  • No change of tack – stick to your ‘voice’ throughout.

How will the reader feel as they close your book?

There is no universal requirement! Any of these reactions could hit the spot.

  • Smiling, laughing, feeling happy? Well done for creating the ‘aah’ factor.
  • Crying, upset? That’s okay too. That’s how life is sometime (a lot of the time?)
  • Better informed? Excellent!
  • Likely to behave differently in the future? Double edged sword …

Here are two of my favourite endings (SPOILER ALERT!).

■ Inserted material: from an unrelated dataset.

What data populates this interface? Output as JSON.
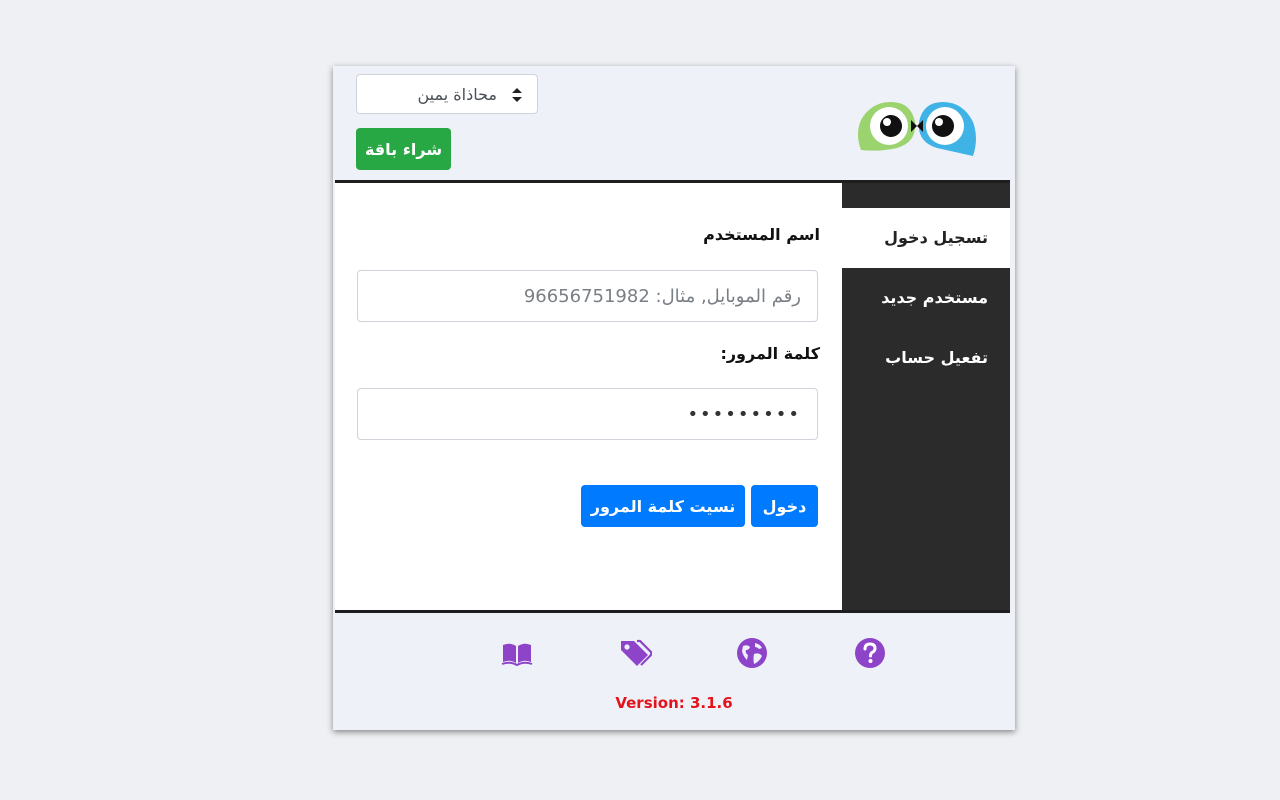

  • ‘Us’ by David Nichols:
    The end of the penultimate chapter reads: I did something that I’d been privately contemplating for some time. I sat at my computer, opened a new window and I typed the following words …
    The final chapter reads: freja kristensen dentist copenhagen
    Having been to hell and back on a grand tour with a wife who has announced she has decided she might leave him after this expensive trip, and with a wayward son and other weird folk, Douglas makes a life-changing decision – to accept the collapse of his marriage, and to seek a new relationship with Freya, a lady with whom he had a close encounter somewhere is the middle of the book. Yes!
  • ‘Life After Life’ by Kate Atkinson
    The final few lines of the final short chapter are an exchange between Mrs Haddock, a midwife, and the landlord of the Blue Lion.
    ‘You should see the snow,’ the landlord said, leaning across the great polished depth of the brass bar counter. ‘We could be stuck here for days.’
    ‘You may as well have another tot of rum. You won’t be going anywhere in a hurry tonight.’
    The date in the title for this final chapter – 11 February 1910 – is the same as that of the first chapters of the two Snow sections at the very start of the book. In the first, a child dies at birth for lack of medical assistance; in the second, a child is saved by Dr Fellowes, without the help of the delayed Mrs Haddock. These two parallel tales introduce the concept of ‘life after life’ and the final chapter ties up the loose end of the whereabouts of Mrs Haddock.

TIP #1: If you feel you still need the words THE END after your ending, to tell the reader it really is over, then you’ll need to rethink your ending. Delete the words ‘THE END’.

TIP #2: Having (re)written your ending and feeling pretty okay about it, try deleting words / sentences / paragraphs from the tail end. Cut it shorter. It might be an improvement.

TIP #3: Having polished one ending, write another half dozen … try each of them out on your beta readers.